Read Full Post »

I have never thought of Louise Erdrich as a particularly humorous author, but the opening chapter of this novel, “Time In Time Out,” had me chuckling nonstop at the wry humor and irony for all thirty pages. Tookie, the narrator, wastes no time introducing herself, explaining in the opening sentence that “While in prison, I received a dictionary. It was sent to me with a note. This is the book I would take to a deserted island,” a book she had received from a former teacher. Tookie, released from prison in her thirties, “still parties, drinking and drugging like I [am] seventeen,” and she admits that she does not yet know who she is. Finding a job becomes difficult until she talks with “Louise,” who runs a bookstore in MInneapolis, Birch Bark Books, which becomes a setting and includes “Louise.” Since author Louise Erdrich herself also owns a bookstore called Birch Bark Books, the identifications are real. Characters come to life as history takes place, with Covid playing a strong role in the action, as does the death of George Floyd. A book which focuses on books, readers, and authors, this will appeal to a wide range of readers.

Read Full Post »

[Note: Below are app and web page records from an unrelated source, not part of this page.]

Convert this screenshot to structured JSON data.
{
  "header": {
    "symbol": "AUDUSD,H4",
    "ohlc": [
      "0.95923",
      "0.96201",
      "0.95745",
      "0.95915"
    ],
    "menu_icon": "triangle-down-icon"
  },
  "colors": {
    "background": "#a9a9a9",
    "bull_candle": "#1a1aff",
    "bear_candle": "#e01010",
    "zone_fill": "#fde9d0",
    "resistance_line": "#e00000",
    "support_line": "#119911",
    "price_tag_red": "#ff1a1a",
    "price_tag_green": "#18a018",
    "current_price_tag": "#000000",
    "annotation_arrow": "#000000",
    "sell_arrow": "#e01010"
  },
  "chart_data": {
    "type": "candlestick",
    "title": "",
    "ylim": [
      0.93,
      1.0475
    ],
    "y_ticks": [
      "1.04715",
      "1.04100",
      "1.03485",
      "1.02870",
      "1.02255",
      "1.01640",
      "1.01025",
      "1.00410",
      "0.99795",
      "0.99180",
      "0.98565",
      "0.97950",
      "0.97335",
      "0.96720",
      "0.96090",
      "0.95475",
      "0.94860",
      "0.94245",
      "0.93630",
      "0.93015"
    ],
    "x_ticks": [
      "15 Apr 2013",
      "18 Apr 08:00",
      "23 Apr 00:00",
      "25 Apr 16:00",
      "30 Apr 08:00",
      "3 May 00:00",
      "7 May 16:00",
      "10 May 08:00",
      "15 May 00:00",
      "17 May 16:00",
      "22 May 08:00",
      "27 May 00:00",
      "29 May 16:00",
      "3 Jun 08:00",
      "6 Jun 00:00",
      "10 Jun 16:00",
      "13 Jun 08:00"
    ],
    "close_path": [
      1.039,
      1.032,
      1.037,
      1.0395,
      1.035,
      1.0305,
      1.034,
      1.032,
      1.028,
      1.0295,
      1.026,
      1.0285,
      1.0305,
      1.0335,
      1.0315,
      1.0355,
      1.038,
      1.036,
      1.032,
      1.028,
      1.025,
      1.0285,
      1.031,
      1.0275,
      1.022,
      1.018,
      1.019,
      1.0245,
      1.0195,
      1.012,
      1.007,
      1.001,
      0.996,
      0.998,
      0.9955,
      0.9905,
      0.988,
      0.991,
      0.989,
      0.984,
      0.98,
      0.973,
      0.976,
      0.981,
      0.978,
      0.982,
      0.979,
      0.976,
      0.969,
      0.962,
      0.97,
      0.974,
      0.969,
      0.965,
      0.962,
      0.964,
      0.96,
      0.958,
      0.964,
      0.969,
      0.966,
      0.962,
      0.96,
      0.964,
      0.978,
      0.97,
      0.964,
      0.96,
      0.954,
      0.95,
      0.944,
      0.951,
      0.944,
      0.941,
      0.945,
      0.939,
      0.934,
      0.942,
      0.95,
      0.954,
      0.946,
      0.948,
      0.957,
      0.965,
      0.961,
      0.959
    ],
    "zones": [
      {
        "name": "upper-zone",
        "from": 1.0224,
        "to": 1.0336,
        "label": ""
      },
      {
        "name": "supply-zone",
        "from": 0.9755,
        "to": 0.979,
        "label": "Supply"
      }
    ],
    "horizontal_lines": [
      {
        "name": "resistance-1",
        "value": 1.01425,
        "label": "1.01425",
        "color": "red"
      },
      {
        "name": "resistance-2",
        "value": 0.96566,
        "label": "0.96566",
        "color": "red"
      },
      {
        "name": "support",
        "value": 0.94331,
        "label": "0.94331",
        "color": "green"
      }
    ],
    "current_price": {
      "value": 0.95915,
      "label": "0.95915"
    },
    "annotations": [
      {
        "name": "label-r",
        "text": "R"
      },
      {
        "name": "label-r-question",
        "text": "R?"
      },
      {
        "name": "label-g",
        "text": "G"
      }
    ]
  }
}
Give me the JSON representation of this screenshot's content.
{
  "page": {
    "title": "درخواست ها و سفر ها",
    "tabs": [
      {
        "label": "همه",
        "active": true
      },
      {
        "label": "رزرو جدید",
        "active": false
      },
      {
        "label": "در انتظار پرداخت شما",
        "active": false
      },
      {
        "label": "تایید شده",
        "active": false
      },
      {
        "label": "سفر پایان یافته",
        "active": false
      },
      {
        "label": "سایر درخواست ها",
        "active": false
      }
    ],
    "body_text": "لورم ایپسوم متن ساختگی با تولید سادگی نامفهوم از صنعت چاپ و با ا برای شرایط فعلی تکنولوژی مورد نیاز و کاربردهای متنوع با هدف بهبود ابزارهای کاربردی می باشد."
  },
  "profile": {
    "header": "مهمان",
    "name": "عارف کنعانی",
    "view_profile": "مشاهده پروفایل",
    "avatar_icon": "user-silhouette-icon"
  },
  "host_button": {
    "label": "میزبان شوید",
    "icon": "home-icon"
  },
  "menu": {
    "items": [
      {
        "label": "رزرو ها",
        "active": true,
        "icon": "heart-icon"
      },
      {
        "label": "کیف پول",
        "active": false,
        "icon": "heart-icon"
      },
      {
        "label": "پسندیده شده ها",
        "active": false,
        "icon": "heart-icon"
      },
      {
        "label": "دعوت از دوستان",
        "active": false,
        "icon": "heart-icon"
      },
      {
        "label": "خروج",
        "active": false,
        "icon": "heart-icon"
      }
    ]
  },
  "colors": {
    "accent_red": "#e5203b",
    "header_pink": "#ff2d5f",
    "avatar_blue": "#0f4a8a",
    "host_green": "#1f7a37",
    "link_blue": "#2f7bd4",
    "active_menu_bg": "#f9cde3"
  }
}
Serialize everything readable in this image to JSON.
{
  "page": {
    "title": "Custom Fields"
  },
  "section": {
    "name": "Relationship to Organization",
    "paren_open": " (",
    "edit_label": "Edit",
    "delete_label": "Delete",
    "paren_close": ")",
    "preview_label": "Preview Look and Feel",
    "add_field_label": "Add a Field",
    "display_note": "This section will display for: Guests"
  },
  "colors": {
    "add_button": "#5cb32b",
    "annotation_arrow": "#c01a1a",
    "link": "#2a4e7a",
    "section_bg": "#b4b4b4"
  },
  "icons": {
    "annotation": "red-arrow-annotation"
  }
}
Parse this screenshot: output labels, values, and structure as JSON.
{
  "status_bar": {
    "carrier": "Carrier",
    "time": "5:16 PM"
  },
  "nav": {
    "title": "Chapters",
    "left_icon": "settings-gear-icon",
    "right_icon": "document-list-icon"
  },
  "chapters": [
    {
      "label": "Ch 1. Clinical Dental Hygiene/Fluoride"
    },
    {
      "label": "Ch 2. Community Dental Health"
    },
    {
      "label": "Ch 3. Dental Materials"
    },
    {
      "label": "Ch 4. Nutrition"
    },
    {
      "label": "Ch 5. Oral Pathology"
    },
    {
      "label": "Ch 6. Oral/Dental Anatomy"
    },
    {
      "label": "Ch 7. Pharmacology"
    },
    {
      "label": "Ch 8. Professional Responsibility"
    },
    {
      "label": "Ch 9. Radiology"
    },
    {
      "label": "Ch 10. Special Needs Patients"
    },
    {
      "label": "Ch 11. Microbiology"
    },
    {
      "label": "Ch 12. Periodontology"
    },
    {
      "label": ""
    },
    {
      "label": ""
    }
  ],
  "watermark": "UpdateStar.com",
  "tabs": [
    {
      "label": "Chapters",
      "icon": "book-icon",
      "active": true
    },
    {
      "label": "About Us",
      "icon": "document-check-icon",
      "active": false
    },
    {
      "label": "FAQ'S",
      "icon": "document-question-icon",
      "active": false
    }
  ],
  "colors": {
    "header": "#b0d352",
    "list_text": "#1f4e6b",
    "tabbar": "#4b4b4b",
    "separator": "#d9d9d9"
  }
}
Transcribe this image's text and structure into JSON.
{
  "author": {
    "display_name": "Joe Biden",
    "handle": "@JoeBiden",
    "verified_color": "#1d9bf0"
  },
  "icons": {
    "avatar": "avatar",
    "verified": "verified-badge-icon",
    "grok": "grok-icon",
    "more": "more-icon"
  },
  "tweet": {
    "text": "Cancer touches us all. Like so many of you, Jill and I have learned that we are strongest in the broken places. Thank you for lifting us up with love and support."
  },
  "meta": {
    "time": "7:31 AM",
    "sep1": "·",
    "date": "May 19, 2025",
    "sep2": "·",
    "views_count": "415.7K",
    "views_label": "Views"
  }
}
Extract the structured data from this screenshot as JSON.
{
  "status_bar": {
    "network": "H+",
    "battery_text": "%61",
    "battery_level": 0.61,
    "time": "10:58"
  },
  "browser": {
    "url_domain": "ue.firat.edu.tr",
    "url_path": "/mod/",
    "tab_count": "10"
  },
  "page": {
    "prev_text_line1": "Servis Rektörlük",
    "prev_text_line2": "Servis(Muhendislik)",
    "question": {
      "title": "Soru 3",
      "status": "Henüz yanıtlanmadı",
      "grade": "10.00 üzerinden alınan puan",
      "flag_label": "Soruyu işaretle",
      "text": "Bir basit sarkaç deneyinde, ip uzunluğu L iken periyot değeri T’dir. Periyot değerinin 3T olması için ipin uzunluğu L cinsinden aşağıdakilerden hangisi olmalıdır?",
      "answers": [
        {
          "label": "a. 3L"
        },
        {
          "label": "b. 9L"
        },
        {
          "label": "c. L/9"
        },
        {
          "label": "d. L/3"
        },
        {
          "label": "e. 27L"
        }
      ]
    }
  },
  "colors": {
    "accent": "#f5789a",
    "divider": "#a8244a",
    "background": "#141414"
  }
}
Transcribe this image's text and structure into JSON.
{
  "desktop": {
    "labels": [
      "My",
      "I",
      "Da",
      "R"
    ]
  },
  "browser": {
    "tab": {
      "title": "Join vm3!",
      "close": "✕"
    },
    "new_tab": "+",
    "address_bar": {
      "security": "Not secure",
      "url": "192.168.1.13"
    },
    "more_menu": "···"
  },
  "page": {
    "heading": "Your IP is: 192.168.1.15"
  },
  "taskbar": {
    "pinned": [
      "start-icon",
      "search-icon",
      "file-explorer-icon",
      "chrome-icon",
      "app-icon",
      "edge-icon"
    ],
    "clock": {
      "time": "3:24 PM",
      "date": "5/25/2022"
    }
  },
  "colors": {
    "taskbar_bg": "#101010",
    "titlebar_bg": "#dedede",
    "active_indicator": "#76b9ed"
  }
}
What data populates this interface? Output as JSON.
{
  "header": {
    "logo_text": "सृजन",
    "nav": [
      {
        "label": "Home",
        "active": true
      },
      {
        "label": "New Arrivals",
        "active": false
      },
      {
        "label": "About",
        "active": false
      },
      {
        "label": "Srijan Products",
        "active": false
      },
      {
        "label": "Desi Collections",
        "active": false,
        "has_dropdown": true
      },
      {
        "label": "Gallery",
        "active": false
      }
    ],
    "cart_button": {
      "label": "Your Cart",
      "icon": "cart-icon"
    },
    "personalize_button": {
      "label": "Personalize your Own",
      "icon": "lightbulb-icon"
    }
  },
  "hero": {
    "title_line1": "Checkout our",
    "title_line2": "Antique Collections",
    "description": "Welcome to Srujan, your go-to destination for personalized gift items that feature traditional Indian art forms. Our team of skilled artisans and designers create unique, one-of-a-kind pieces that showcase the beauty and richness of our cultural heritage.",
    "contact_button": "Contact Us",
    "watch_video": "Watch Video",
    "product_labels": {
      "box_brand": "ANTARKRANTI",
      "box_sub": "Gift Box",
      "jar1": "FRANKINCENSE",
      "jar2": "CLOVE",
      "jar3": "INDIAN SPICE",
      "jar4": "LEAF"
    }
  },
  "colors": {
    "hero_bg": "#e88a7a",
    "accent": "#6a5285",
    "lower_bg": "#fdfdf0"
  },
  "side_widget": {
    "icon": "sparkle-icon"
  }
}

The death of fourteen-year-old Emmett Till by lynching in Money, Mississippi, in 1955, serves as the starting point for a broad look at racial crime, the people who participate in it, their families, and the society in which they live and perpetuate their own version of “justice.” Author Percival Everett treats Till’s murder and those which follow with the seriousness they deserve, but he also keeps a light, often absurd touch, preventing the reader from becoming so overwhelmed by issues that s/he becomes inured to the individual horrors. Characters have unexpected names (Pinch Wheyface and Pick L. Dill, for example), and ignorance and profanity play a big role here as the murderers of Emmett, all from the same family, themselves become the victims of vengeance by unknown people. Roles get reversed, black investigators take precedence over local white police, and as lynchings spread throughout the country, they ultimately become an issue involving an unnamed former President. Unique and unforgettable in its presentation, format, and messaging.

Read Full Post »

Older Posts »